─── RECORDS PROVIDED

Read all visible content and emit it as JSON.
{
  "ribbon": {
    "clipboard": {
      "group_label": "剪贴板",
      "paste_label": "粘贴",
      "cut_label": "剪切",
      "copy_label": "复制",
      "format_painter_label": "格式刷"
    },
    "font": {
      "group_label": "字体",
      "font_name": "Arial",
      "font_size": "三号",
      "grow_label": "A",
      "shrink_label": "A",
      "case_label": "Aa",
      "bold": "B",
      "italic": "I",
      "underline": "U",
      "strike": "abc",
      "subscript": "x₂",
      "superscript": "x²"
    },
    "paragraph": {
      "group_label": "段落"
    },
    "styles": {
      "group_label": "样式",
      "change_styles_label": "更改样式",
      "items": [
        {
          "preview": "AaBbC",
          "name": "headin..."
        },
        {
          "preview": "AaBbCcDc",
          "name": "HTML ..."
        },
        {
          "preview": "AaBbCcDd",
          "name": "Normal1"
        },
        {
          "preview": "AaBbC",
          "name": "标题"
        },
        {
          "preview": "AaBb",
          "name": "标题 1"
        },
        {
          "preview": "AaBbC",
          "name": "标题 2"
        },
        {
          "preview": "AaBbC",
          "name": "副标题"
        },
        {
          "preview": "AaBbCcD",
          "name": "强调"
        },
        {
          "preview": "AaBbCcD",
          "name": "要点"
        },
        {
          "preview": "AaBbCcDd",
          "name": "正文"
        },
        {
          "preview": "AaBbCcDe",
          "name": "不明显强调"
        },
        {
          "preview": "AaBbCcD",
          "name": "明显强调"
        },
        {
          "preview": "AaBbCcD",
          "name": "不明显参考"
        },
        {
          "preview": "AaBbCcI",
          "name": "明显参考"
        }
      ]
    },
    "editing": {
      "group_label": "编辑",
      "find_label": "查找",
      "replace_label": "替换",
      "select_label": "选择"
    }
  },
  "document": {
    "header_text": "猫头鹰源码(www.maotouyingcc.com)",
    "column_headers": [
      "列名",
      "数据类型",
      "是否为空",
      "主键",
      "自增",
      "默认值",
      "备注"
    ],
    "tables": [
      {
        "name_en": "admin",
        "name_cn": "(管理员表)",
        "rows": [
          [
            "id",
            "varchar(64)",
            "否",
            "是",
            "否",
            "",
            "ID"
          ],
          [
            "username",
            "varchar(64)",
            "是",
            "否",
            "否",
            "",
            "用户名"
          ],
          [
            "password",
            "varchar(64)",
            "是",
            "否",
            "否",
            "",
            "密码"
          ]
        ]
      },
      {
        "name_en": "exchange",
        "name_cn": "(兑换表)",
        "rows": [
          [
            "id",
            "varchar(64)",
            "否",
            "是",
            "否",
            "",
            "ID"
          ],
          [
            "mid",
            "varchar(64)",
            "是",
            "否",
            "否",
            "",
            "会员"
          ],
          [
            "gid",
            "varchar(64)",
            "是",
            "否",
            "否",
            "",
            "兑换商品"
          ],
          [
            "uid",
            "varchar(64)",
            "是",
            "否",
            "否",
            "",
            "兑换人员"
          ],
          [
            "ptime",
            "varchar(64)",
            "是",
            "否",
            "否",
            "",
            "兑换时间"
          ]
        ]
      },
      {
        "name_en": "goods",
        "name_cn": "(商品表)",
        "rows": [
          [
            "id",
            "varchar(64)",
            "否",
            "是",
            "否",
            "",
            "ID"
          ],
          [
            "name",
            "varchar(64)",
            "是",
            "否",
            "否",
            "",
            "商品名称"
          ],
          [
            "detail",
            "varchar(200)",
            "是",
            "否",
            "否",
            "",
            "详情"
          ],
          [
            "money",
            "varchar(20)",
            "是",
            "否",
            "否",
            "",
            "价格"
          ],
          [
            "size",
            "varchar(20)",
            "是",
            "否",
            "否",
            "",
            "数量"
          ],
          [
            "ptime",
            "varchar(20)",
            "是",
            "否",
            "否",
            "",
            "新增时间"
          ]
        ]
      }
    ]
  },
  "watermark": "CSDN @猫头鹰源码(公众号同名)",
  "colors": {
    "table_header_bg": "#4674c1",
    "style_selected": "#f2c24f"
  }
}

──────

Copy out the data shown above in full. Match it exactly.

Read all visible content and emit it as JSON.
{
  "ribbon": {
    "clipboard": {
      "group_label": "剪贴板",
      "paste_label": "粘贴",
      "cut_label": "剪切",
      "copy_label": "复制",
      "format_painter_label": "格式刷"
    },
    "font": {
      "group_label": "字体",
      "font_name": "Arial",
      "font_size": "三号",
      "grow_label": "A",
      "shrink_label": "A",
      "case_label": "Aa",
      "bold": "B",
      "italic": "I",
      "underline": "U",
      "strike": "abc",
      "subscript": "x₂",
      "superscript": "x²"
    },
    "paragraph": {
      "group_label": "段落"
    },
    "styles": {
      "group_label": "样式",
      "change_styles_label": "更改样式",
      "items": [
        {
          "preview": "AaBbC",
          "name": "headin..."
        },
        {
          "preview": "AaBbCcDc",
          "name": "HTML ..."
        },
        {
          "preview": "AaBbCcDd",
          "name": "Normal1"
        },
        {
          "preview": "AaBbC",
          "name": "标题"
        },
        {
          "preview": "AaBb",
          "name": "标题 1"
        },
        {
          "preview": "AaBbC",
          "name": "标题 2"
        },
        {
          "preview": "AaBbC",
          "name": "副标题"
        },
        {
          "preview": "AaBbCcD",
          "name": "强调"
        },
        {
          "preview": "AaBbCcD",
          "name": "要点"
        },
        {
          "preview": "AaBbCcDd",
          "name": "正文"
        },
        {
          "preview": "AaBbCcDe",
          "name": "不明显强调"
        },
        {
          "preview": "AaBbCcD",
          "name": "明显强调"
        },
        {
          "preview": "AaBbCcD",
          "name": "不明显参考"
        },
        {
          "preview": "AaBbCcI",
          "name": "明显参考"
        }
      ]
    },
    "editing": {
      "group_label": "编辑",
      "find_label": "查找",
      "replace_label": "替换",
      "select_label": "选择"
    }
  },
  "document": {
    "header_text": "猫头鹰源码(www.maotouyingcc.com)",
    "column_headers": [
      "列名",
      "数据类型",
      "是否为空",
      "主键",
      "自增",
      "默认值",
      "备注"
    ],
    "tables": [
      {
        "name_en": "admin",
        "name_cn": "(管理员表)",
        "rows": [
          [
            "id",
            "varchar(64)",
            "否",
            "是",
            "否",
            "",
            "ID"
          ],
          [
            "username",
            "varchar(64)",
            "是",
            "否",
            "否",
            "",
            "用户名"
          ],
          [
            "password",
            "varchar(64)",
            "是",
            "否",
            "否",
            "",
            "密码"
          ]
        ]
      },
      {
        "name_en": "exchange",
        "name_cn": "(兑换表)",
        "rows": [
          [
            "id",
            "varchar(64)",
            "否",
            "是",
            "否",
            "",
            "ID"
          ],
          [
            "mid",
            "varchar(64)",
            "是",
            "否",
            "否",
            "",
            "会员"
          ],
          [
            "gid",
            "varchar(64)",
            "是",
            "否",
            "否",
            "",
            "兑换商品"
          ],
          [
            "uid",
            "varchar(64)",
            "是",
            "否",
            "否",
            "",
            "兑换人员"
          ],
          [
            "ptime",
            "varchar(64)",
            "是",
            "否",
            "否",
            "",
            "兑换时间"
          ]
        ]
      },
      {
        "name_en": "goods",
        "name_cn": "(商品表)",
        "rows": [
          [
            "id",
            "varchar(64)",
            "否",
            "是",
            "否",
            "",
            "ID"
          ],
          [
            "name",
            "varchar(64)",
            "是",
            "否",
            "否",
            "",
            "商品名称"
          ],
          [
            "detail",
            "varchar(200)",
            "是",
            "否",
            "否",
            "",
            "详情"
          ],
          [
            "money",
            "varchar(20)",
            "是",
            "否",
            "否",
            "",
            "价格"
          ],
          [
            "size",
            "varchar(20)",
            "是",
            "否",
            "否",
            "",
            "数量"
          ],
          [
            "ptime",
            "varchar(20)",
            "是",
            "否",
            "否",
            "",
            "新增时间"
          ]
        ]
      }
    ]
  },
  "watermark": "CSDN @猫头鹰源码(公众号同名)",
  "colors": {
    "table_header_bg": "#4674c1",
    "style_selected": "#f2c24f"
  }
}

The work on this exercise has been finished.